- Brief
Only the lines holding the string "Path" are needed; copy each of them from the data.

[Website and app data records]
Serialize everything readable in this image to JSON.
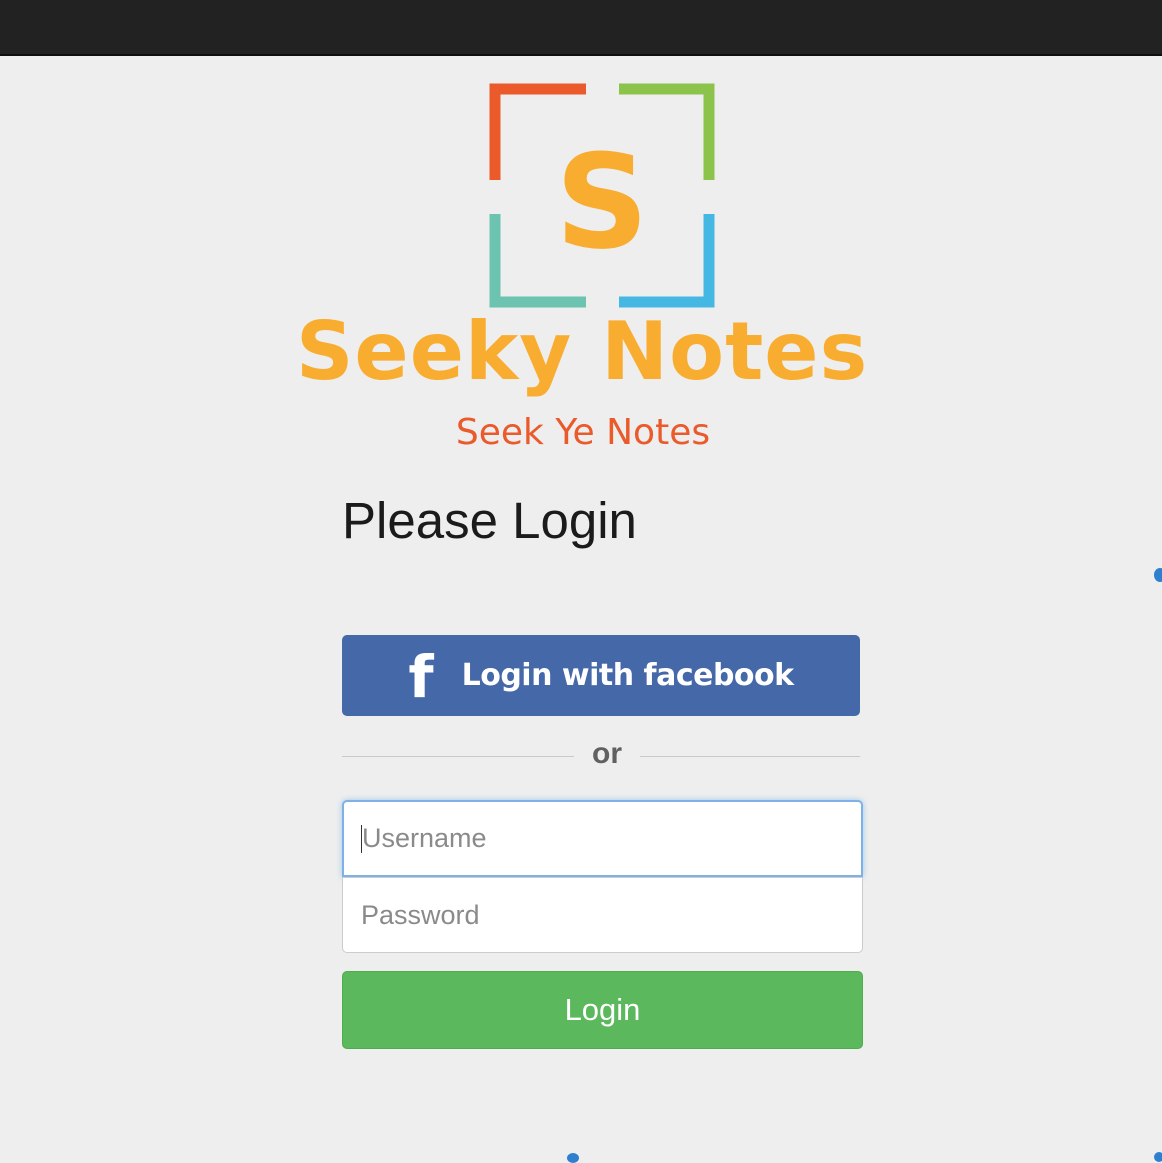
{
  "brand": {
    "name": "Seeky Notes",
    "tagline": "Seek Ye Notes",
    "logo_letter": "S",
    "colors": {
      "orange_red": "#ea5a2b",
      "green": "#8cc34b",
      "teal": "#6cc3b0",
      "blue": "#45b7e3",
      "yellow": "#f9ad30"
    }
  },
  "page": {
    "title": "Please Login"
  },
  "facebook": {
    "icon": "facebook-f-icon",
    "icon_glyph": "f",
    "label": "Login with facebook",
    "color": "#4568a9"
  },
  "divider": {
    "text": "or"
  },
  "form": {
    "username_placeholder": "Username",
    "password_placeholder": "Password",
    "login_label": "Login",
    "login_color": "#5cb85c"
  }
}
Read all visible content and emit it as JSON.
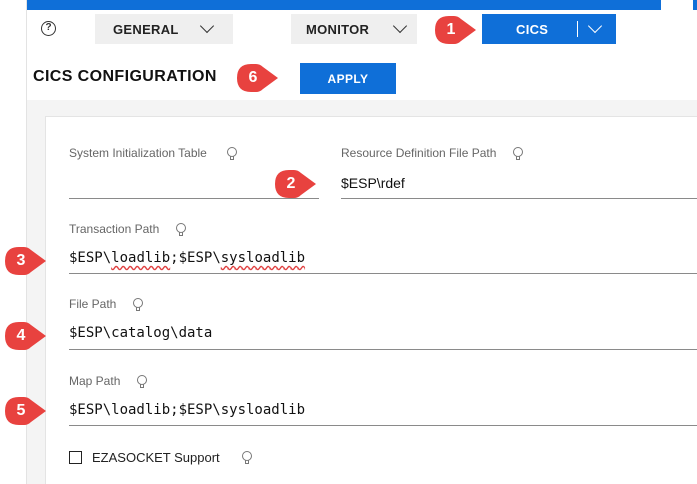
{
  "tabs": {
    "help_icon": "question-circle-icon",
    "general": "GENERAL",
    "monitor": "MONITOR",
    "cics": "CICS"
  },
  "header": {
    "title": "CICS CONFIGURATION",
    "apply_label": "APPLY"
  },
  "fields": {
    "sit_label": "System Initialization Table",
    "sit_value": "",
    "rdef_label": "Resource Definition File Path",
    "rdef_value": "$ESP\\rdef",
    "transaction_label": "Transaction Path",
    "transaction_value_a": "$ESP\\",
    "transaction_value_b": "loadlib",
    "transaction_value_c": ";$ESP\\",
    "transaction_value_d": "sysloadlib",
    "file_label": "File Path",
    "file_value": "$ESP\\catalog\\data",
    "map_label": "Map Path",
    "map_value": "$ESP\\loadlib;$ESP\\sysloadlib",
    "ezasocket_label": "EZASOCKET Support",
    "ezasocket_checked": false
  },
  "callouts": [
    "1",
    "2",
    "3",
    "4",
    "5",
    "6"
  ],
  "colors": {
    "accent": "#0f6fd8",
    "callout": "#e8423f"
  }
}
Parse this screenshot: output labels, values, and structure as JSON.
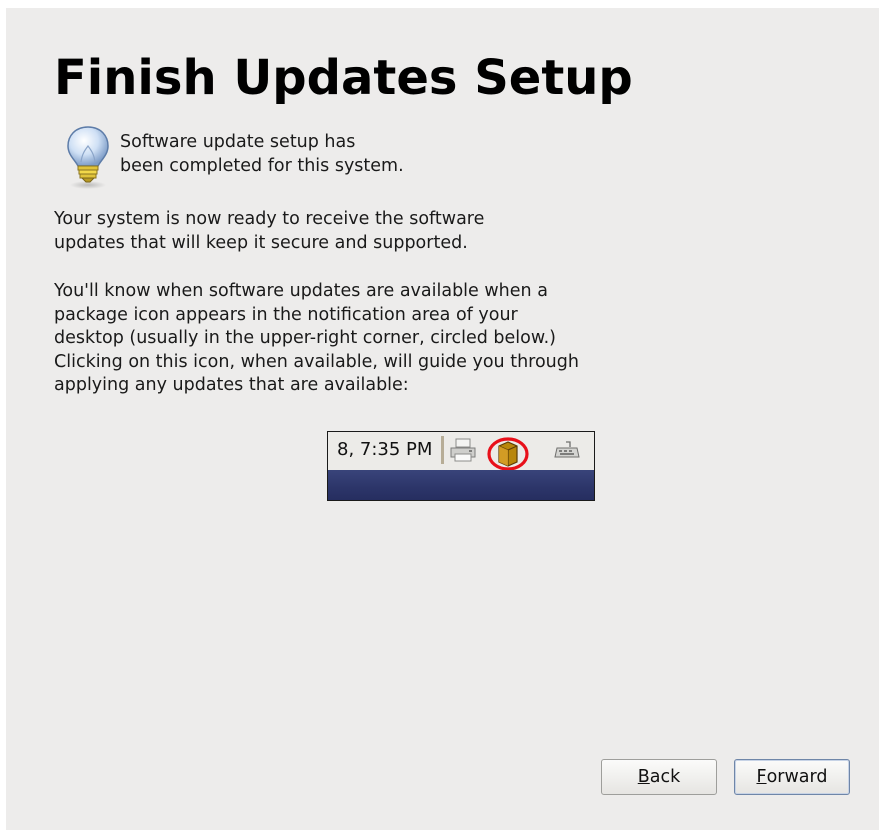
{
  "page": {
    "title": "Finish Updates Setup"
  },
  "info": {
    "icon": "lightbulb-icon",
    "text": "Software update setup has\nbeen completed for this system."
  },
  "paragraphs": [
    "Your system is now ready to receive the software\nupdates that will keep it secure and supported.",
    "You'll know when software updates are available when a\npackage icon appears in the notification area of your\ndesktop (usually in the upper-right corner, circled below.)\nClicking on this icon, when available, will guide you through\napplying any updates that are available:"
  ],
  "panel_example": {
    "clock": "8,  7:35 PM",
    "icons": [
      "printer-icon",
      "package-icon",
      "keyboard-icon"
    ],
    "highlight_color": "#e8101a",
    "package_color": "#b8860b"
  },
  "buttons": {
    "back": {
      "mnemonic": "B",
      "rest": "ack"
    },
    "forward": {
      "mnemonic": "F",
      "rest": "orward"
    }
  },
  "colors": {
    "window_bg": "#edeceb",
    "focus_border": "#6f86a8"
  }
}
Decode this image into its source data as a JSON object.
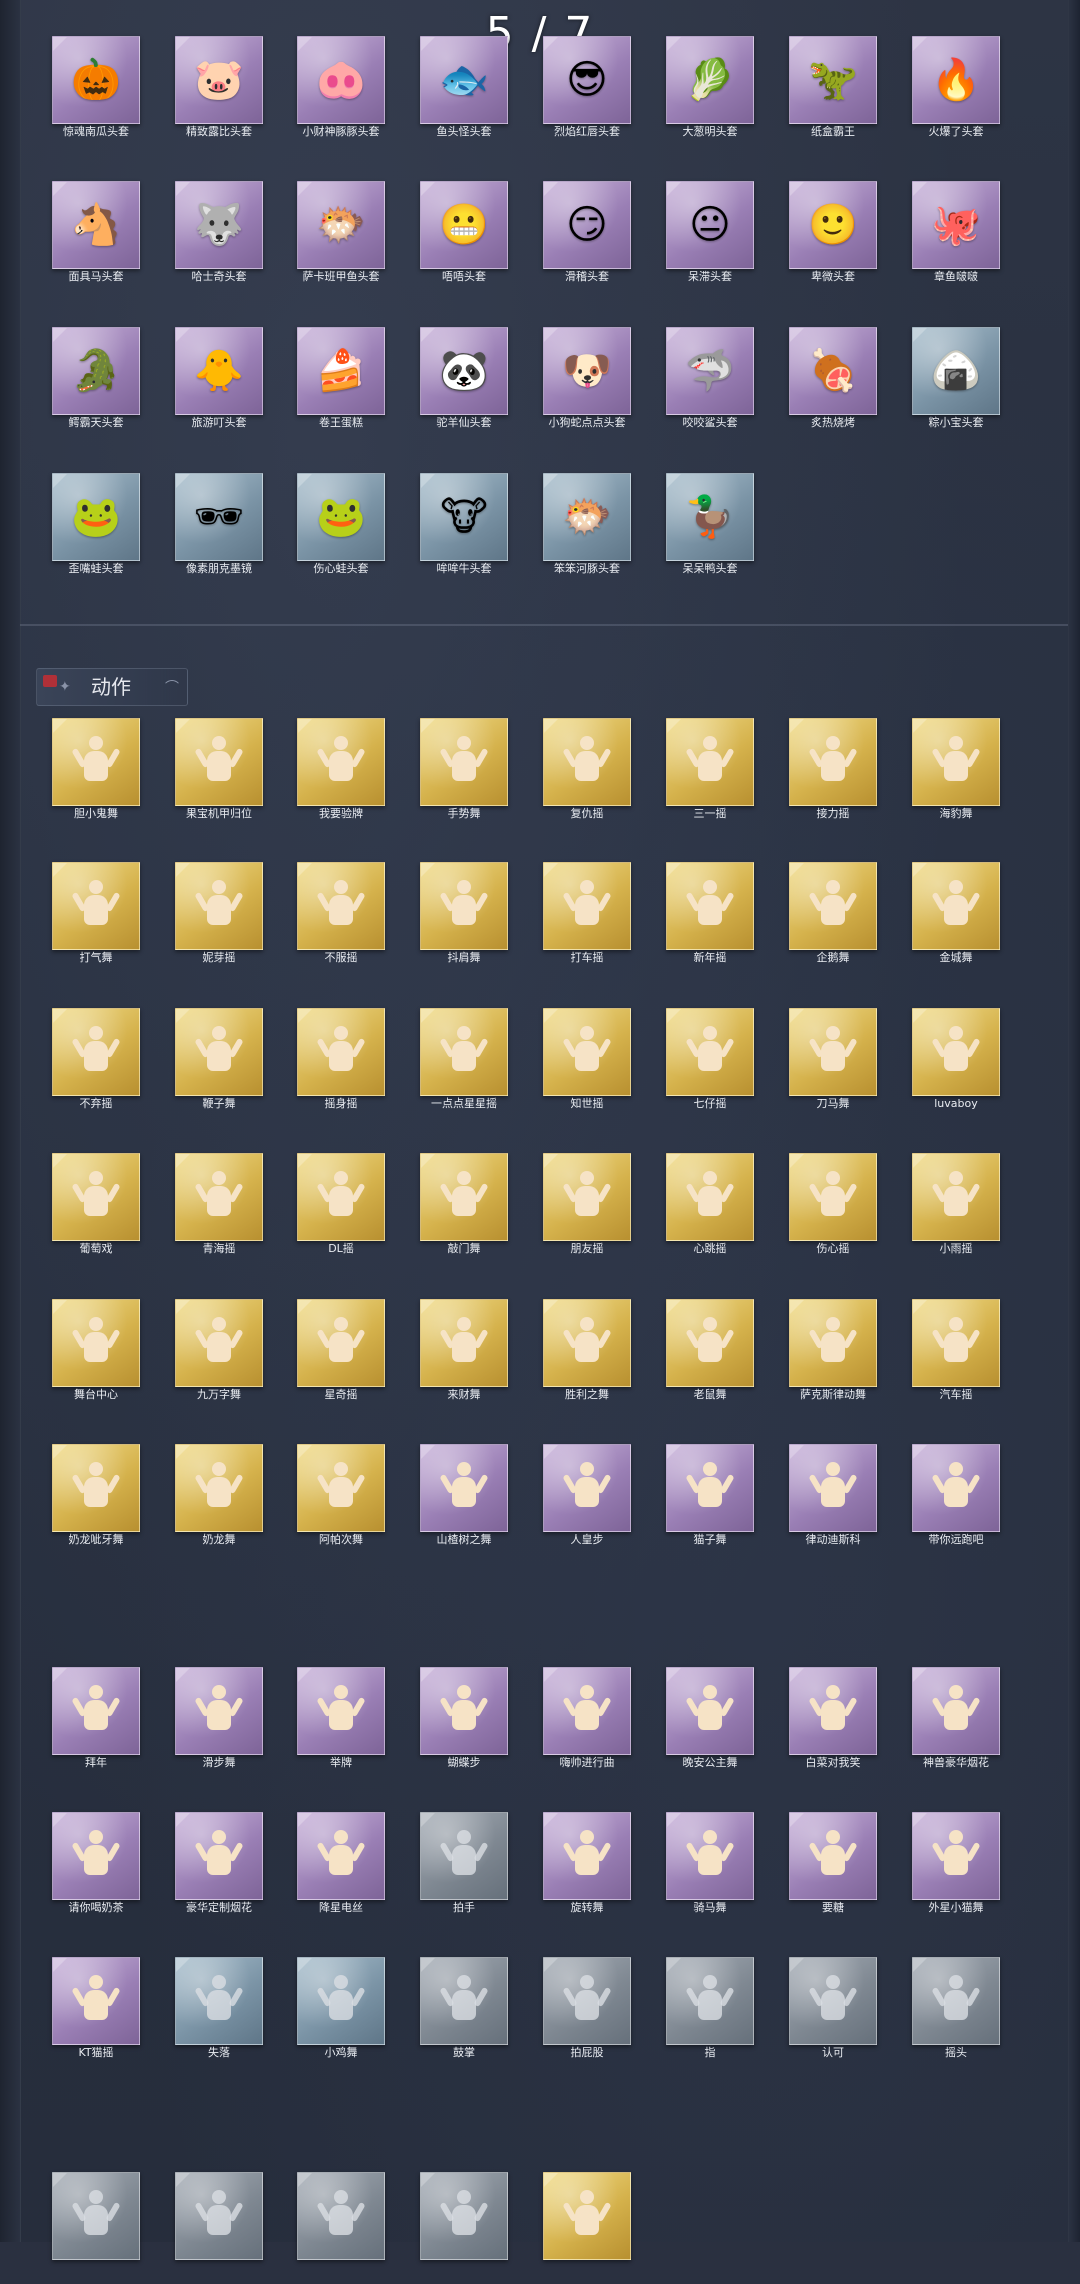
{
  "page_indicator": "5 / 7",
  "section_title": "动作",
  "rarity_colors": {
    "purple": "#9a7fb5",
    "gold": "#d5b24c",
    "blue": "#7b94a6",
    "gray": "#7f8892"
  },
  "headgear": [
    {
      "label": "惊魂南瓜头套",
      "icon": "pumpkin-icon",
      "glyph": "🎃",
      "rarity": "purple"
    },
    {
      "label": "精致露比头套",
      "icon": "pig-icon",
      "glyph": "🐷",
      "rarity": "purple"
    },
    {
      "label": "小财神豚豚头套",
      "icon": "god-pig-icon",
      "glyph": "🐽",
      "rarity": "purple"
    },
    {
      "label": "鱼头怪头套",
      "icon": "fish-monster-icon",
      "glyph": "🐟",
      "rarity": "purple"
    },
    {
      "label": "烈焰红唇头套",
      "icon": "yellow-creature-icon",
      "glyph": "😎",
      "rarity": "purple"
    },
    {
      "label": "大葱明头套",
      "icon": "scallion-icon",
      "glyph": "🥬",
      "rarity": "purple"
    },
    {
      "label": "纸盒霸王",
      "icon": "box-dinosaur-icon",
      "glyph": "🦖",
      "rarity": "purple"
    },
    {
      "label": "火爆了头套",
      "icon": "fire-icon",
      "glyph": "🔥",
      "rarity": "purple"
    },
    {
      "label": "面具马头套",
      "icon": "horse-icon",
      "glyph": "🐴",
      "rarity": "purple"
    },
    {
      "label": "哈士奇头套",
      "icon": "husky-icon",
      "glyph": "🐺",
      "rarity": "purple"
    },
    {
      "label": "萨卡班甲鱼头套",
      "icon": "fish-head-icon",
      "glyph": "🐡",
      "rarity": "purple"
    },
    {
      "label": "唔唔头套",
      "icon": "grimace-icon",
      "glyph": "😬",
      "rarity": "purple"
    },
    {
      "label": "滑稽头套",
      "icon": "smirk-icon",
      "glyph": "😏",
      "rarity": "purple"
    },
    {
      "label": "呆滞头套",
      "icon": "dazed-icon",
      "glyph": "😐",
      "rarity": "purple"
    },
    {
      "label": "卑微头套",
      "icon": "humble-icon",
      "glyph": "🙂",
      "rarity": "purple"
    },
    {
      "label": "章鱼啵啵",
      "icon": "octopus-icon",
      "glyph": "🐙",
      "rarity": "purple"
    },
    {
      "label": "鳄霸天头套",
      "icon": "crocodile-icon",
      "glyph": "🐊",
      "rarity": "purple"
    },
    {
      "label": "旅游叮头套",
      "icon": "tourist-chick-icon",
      "glyph": "🐥",
      "rarity": "purple"
    },
    {
      "label": "卷王蛋糕",
      "icon": "roll-cake-icon",
      "glyph": "🍰",
      "rarity": "purple"
    },
    {
      "label": "驼羊仙头套",
      "icon": "panda-icon",
      "glyph": "🐼",
      "rarity": "purple"
    },
    {
      "label": "小狗蛇点点头套",
      "icon": "snake-dog-icon",
      "glyph": "🐶",
      "rarity": "purple"
    },
    {
      "label": "咬咬鲨头套",
      "icon": "shark-icon",
      "glyph": "🦈",
      "rarity": "purple"
    },
    {
      "label": "炙热烧烤",
      "icon": "bbq-icon",
      "glyph": "🍖",
      "rarity": "purple"
    },
    {
      "label": "粽小宝头套",
      "icon": "zongzi-icon",
      "glyph": "🍙",
      "rarity": "blue"
    },
    {
      "label": "歪嘴蛙头套",
      "icon": "frog-icon",
      "glyph": "🐸",
      "rarity": "blue"
    },
    {
      "label": "像素朋克墨镜",
      "icon": "pixel-sunglasses-icon",
      "glyph": "🕶",
      "rarity": "blue"
    },
    {
      "label": "伤心蛙头套",
      "icon": "sad-frog-icon",
      "glyph": "🐸",
      "rarity": "blue"
    },
    {
      "label": "哞哞牛头套",
      "icon": "cow-icon",
      "glyph": "🐮",
      "rarity": "blue"
    },
    {
      "label": "笨笨河豚头套",
      "icon": "pufferfish-icon",
      "glyph": "🐡",
      "rarity": "blue"
    },
    {
      "label": "呆呆鸭头套",
      "icon": "duck-icon",
      "glyph": "🦆",
      "rarity": "blue"
    }
  ],
  "actions_group_1": [
    {
      "label": "胆小鬼舞",
      "icon": "dance-icon",
      "rarity": "gold"
    },
    {
      "label": "果宝机甲归位",
      "icon": "dance-icon",
      "rarity": "gold"
    },
    {
      "label": "我要验牌",
      "icon": "dance-icon",
      "rarity": "gold"
    },
    {
      "label": "手势舞",
      "icon": "dance-icon",
      "rarity": "gold"
    },
    {
      "label": "复仇摇",
      "icon": "dance-icon",
      "rarity": "gold"
    },
    {
      "label": "三一摇",
      "icon": "dance-icon",
      "rarity": "gold"
    },
    {
      "label": "接力摇",
      "icon": "dance-icon",
      "rarity": "gold"
    },
    {
      "label": "海豹舞",
      "icon": "dance-icon",
      "rarity": "gold"
    },
    {
      "label": "打气舞",
      "icon": "dance-icon",
      "rarity": "gold"
    },
    {
      "label": "妮芽摇",
      "icon": "dance-icon",
      "rarity": "gold"
    },
    {
      "label": "不服摇",
      "icon": "dance-icon",
      "rarity": "gold"
    },
    {
      "label": "抖肩舞",
      "icon": "dance-icon",
      "rarity": "gold"
    },
    {
      "label": "打车摇",
      "icon": "dance-icon",
      "rarity": "gold"
    },
    {
      "label": "新年摇",
      "icon": "dance-icon",
      "rarity": "gold"
    },
    {
      "label": "企鹅舞",
      "icon": "dance-icon",
      "rarity": "gold"
    },
    {
      "label": "金城舞",
      "icon": "dance-icon",
      "rarity": "gold"
    },
    {
      "label": "不弃摇",
      "icon": "dance-icon",
      "rarity": "gold"
    },
    {
      "label": "鞭子舞",
      "icon": "dance-icon",
      "rarity": "gold"
    },
    {
      "label": "摇身摇",
      "icon": "dance-icon",
      "rarity": "gold"
    },
    {
      "label": "一点点星星摇",
      "icon": "dance-icon",
      "rarity": "gold"
    },
    {
      "label": "知世摇",
      "icon": "dance-icon",
      "rarity": "gold"
    },
    {
      "label": "七仔摇",
      "icon": "dance-icon",
      "rarity": "gold"
    },
    {
      "label": "刀马舞",
      "icon": "dance-icon",
      "rarity": "gold"
    },
    {
      "label": "luvaboy",
      "icon": "dance-icon",
      "rarity": "gold"
    },
    {
      "label": "葡萄戏",
      "icon": "dance-icon",
      "rarity": "gold"
    },
    {
      "label": "青海摇",
      "icon": "dance-icon",
      "rarity": "gold"
    },
    {
      "label": "DL摇",
      "icon": "dance-icon",
      "rarity": "gold"
    },
    {
      "label": "敲门舞",
      "icon": "dance-icon",
      "rarity": "gold"
    },
    {
      "label": "朋友摇",
      "icon": "dance-icon",
      "rarity": "gold"
    },
    {
      "label": "心跳摇",
      "icon": "dance-icon",
      "rarity": "gold"
    },
    {
      "label": "伤心摇",
      "icon": "dance-icon",
      "rarity": "gold"
    },
    {
      "label": "小雨摇",
      "icon": "dance-icon",
      "rarity": "gold"
    },
    {
      "label": "舞台中心",
      "icon": "dance-icon",
      "rarity": "gold"
    },
    {
      "label": "九万字舞",
      "icon": "dance-icon",
      "rarity": "gold"
    },
    {
      "label": "星奇摇",
      "icon": "dance-icon",
      "rarity": "gold"
    },
    {
      "label": "来财舞",
      "icon": "dance-icon",
      "rarity": "gold"
    },
    {
      "label": "胜利之舞",
      "icon": "dance-icon",
      "rarity": "gold"
    },
    {
      "label": "老鼠舞",
      "icon": "dance-icon",
      "rarity": "gold"
    },
    {
      "label": "萨克斯律动舞",
      "icon": "dance-icon",
      "rarity": "gold"
    },
    {
      "label": "汽车摇",
      "icon": "dance-icon",
      "rarity": "gold"
    },
    {
      "label": "奶龙呲牙舞",
      "icon": "dance-icon",
      "rarity": "gold"
    },
    {
      "label": "奶龙舞",
      "icon": "dance-icon",
      "rarity": "gold"
    },
    {
      "label": "阿帕次舞",
      "icon": "dance-icon",
      "rarity": "gold"
    },
    {
      "label": "山楂树之舞",
      "icon": "dance-icon",
      "rarity": "purple"
    },
    {
      "label": "人皇步",
      "icon": "dance-icon",
      "rarity": "purple"
    },
    {
      "label": "猫子舞",
      "icon": "dance-icon",
      "rarity": "purple"
    },
    {
      "label": "律动迪斯科",
      "icon": "dance-icon",
      "rarity": "purple"
    },
    {
      "label": "带你远跑吧",
      "icon": "dance-icon",
      "rarity": "purple"
    }
  ],
  "actions_group_2": [
    {
      "label": "拜年",
      "icon": "dance-icon",
      "rarity": "purple"
    },
    {
      "label": "滑步舞",
      "icon": "dance-icon",
      "rarity": "purple"
    },
    {
      "label": "举牌",
      "icon": "sign-icon",
      "rarity": "purple"
    },
    {
      "label": "蝴蝶步",
      "icon": "dance-icon",
      "rarity": "purple"
    },
    {
      "label": "嗨帅进行曲",
      "icon": "dance-icon",
      "rarity": "purple"
    },
    {
      "label": "晚安公主舞",
      "icon": "dance-icon",
      "rarity": "purple"
    },
    {
      "label": "白菜对我笑",
      "icon": "dance-icon",
      "rarity": "purple"
    },
    {
      "label": "神兽豪华烟花",
      "icon": "fireworks-icon",
      "rarity": "purple"
    },
    {
      "label": "请你喝奶茶",
      "icon": "dance-icon",
      "rarity": "purple"
    },
    {
      "label": "豪华定制烟花",
      "icon": "fireworks-icon",
      "rarity": "purple"
    },
    {
      "label": "降星电丝",
      "icon": "dance-icon",
      "rarity": "purple"
    },
    {
      "label": "拍手",
      "icon": "dance-icon",
      "rarity": "gray"
    },
    {
      "label": "旋转舞",
      "icon": "dance-icon",
      "rarity": "purple"
    },
    {
      "label": "骑马舞",
      "icon": "dance-icon",
      "rarity": "purple"
    },
    {
      "label": "要糖",
      "icon": "dance-icon",
      "rarity": "purple"
    },
    {
      "label": "外星小猫舞",
      "icon": "dance-icon",
      "rarity": "purple"
    },
    {
      "label": "KT猫摇",
      "icon": "dance-icon",
      "rarity": "purple"
    },
    {
      "label": "失落",
      "icon": "dance-icon",
      "rarity": "blue"
    },
    {
      "label": "小鸡舞",
      "icon": "dance-icon",
      "rarity": "blue"
    },
    {
      "label": "鼓掌",
      "icon": "dance-icon",
      "rarity": "gray"
    },
    {
      "label": "拍屁股",
      "icon": "dance-icon",
      "rarity": "gray"
    },
    {
      "label": "指",
      "icon": "dance-icon",
      "rarity": "gray"
    },
    {
      "label": "认可",
      "icon": "dance-icon",
      "rarity": "gray"
    },
    {
      "label": "摇头",
      "icon": "dance-icon",
      "rarity": "gray"
    }
  ],
  "actions_partial_row": [
    {
      "label": "",
      "icon": "dance-icon",
      "rarity": "gray"
    },
    {
      "label": "",
      "icon": "dance-icon",
      "rarity": "gray"
    },
    {
      "label": "",
      "icon": "dance-icon",
      "rarity": "gray"
    },
    {
      "label": "",
      "icon": "fireworks-icon",
      "rarity": "gray"
    },
    {
      "label": "",
      "icon": "dance-icon",
      "rarity": "gold"
    }
  ]
}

- Completed task
    "rdef_label": "Resource Definition File Path",
    "transaction_label": "Transaction Path",
    "file_label": "File Path",
    "map_label": "Map Path",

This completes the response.